News Letter Special on BOSTON TAPES: Where are the interviews now?
The whereabouts of the Boston College tapes is now uncertain, News Letter queries have concluded.
In our interviews with people or organisations who were involved with the so-called Belfast Project, or have since become involved in trying to get access to the material, we have encountered a reluctance to reveal any information as to the latest status of the tapes.
Boston College says the project was “designed to capture the oral histories of individuals who had been directly involved in the Troubles to provide a resource for future generations of journalists, historians and scholars”.
But the tapes ran into difficulty in 2010 after a book was published by Ed Moloney based on two of the interviews, including one by Brendan Hughes, and after a press interview was given by Dolours Price. Hughes and Price both made allegations about the circumstances of the abduction and murder of the Belfast mother-of-10 Jean McConville in 1972.
The following year the PSNI requested the interviews with Hughes and Price. A later request was made by the PSNI for all republican interviews relating to the McConville killing.
The latter request was initially upheld by a US federal court, and Boston College was ordered to hand over 85 interview segments with seven IRA interviewees to the Department of Justice. In a notable victory for the college, this was cut on appeal to 11 segments.
This meant that the great bulk of the 26 interviews with republicans under the project were not ordered to be handed over to the PSNI. Nor were the 14 interviews with loyalists, conducted by Wilson McArthur, handed over. The 11 segments were handed over to the Department of Justice in September 2013.
The PSNI has since sought all the material. When we asked the PSNI for the latest on this request, they repeated the line that they have given for several months: “Detectives in serious crime branch have initiated steps to obtain all the material from Boston College as part of the Belfast Project. This is in line with PSNI’s statutory duty to investigate fully all matters of serious crime, including murder.”
The college said in May this year that it had received no such request from the Department of Justice and it had offered to return the tapes to interviewees.
When we asked them for the latest position they gave us information including a timeline that said that transfer of the segments in September 2013 followed the end of the legal process.
They reiterated that they had made the following offer to interviewees: “Upon completion of the legal proceedings, Boston College offered to return the tapes to individuals involved.”
The US Justice Department declined to divulge details: “The request was made through a Mutual Legal Assistance Treaty (MLAT), and the Department of Justice considers all MLAT requests in light of the terms of the treaty and applicable US legal standards.

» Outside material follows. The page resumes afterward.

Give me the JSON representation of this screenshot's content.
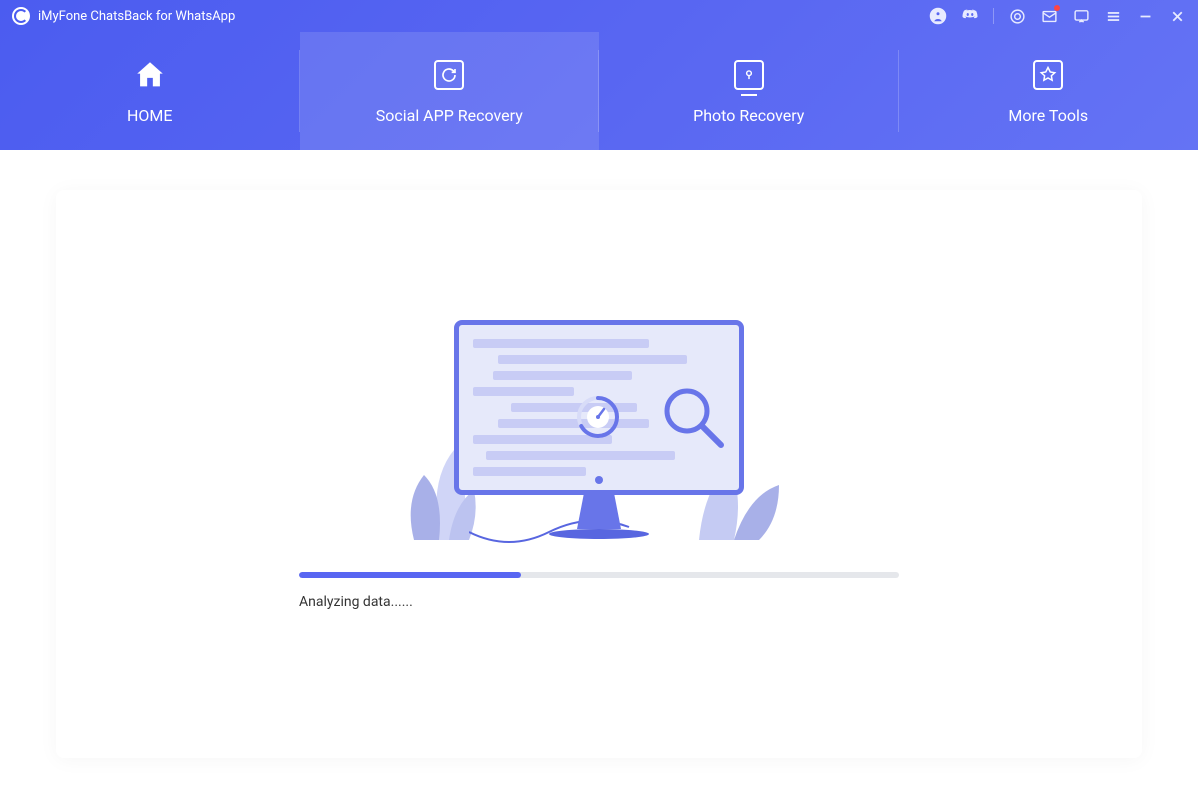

As a matter of policy, we generally do not comment on specific requests.”
In our interview yesterday with Professor Kevin O’Neill, a Boston College historian who was not involved in the project and critical of its handling, he said of the interviews’ current whereabouts: “I don’t really know, I mean, I know that the university announced that it would return all the files to interviewees who requested them, but as I’m not informed about anything I don’t know.”
However, Anthony McIntyre, whose interview with the News Letter about the saga can be seen in the link below, said of the tapes: “I know what the position is but it is fraught with dangers.
“I just can’t comment on it.”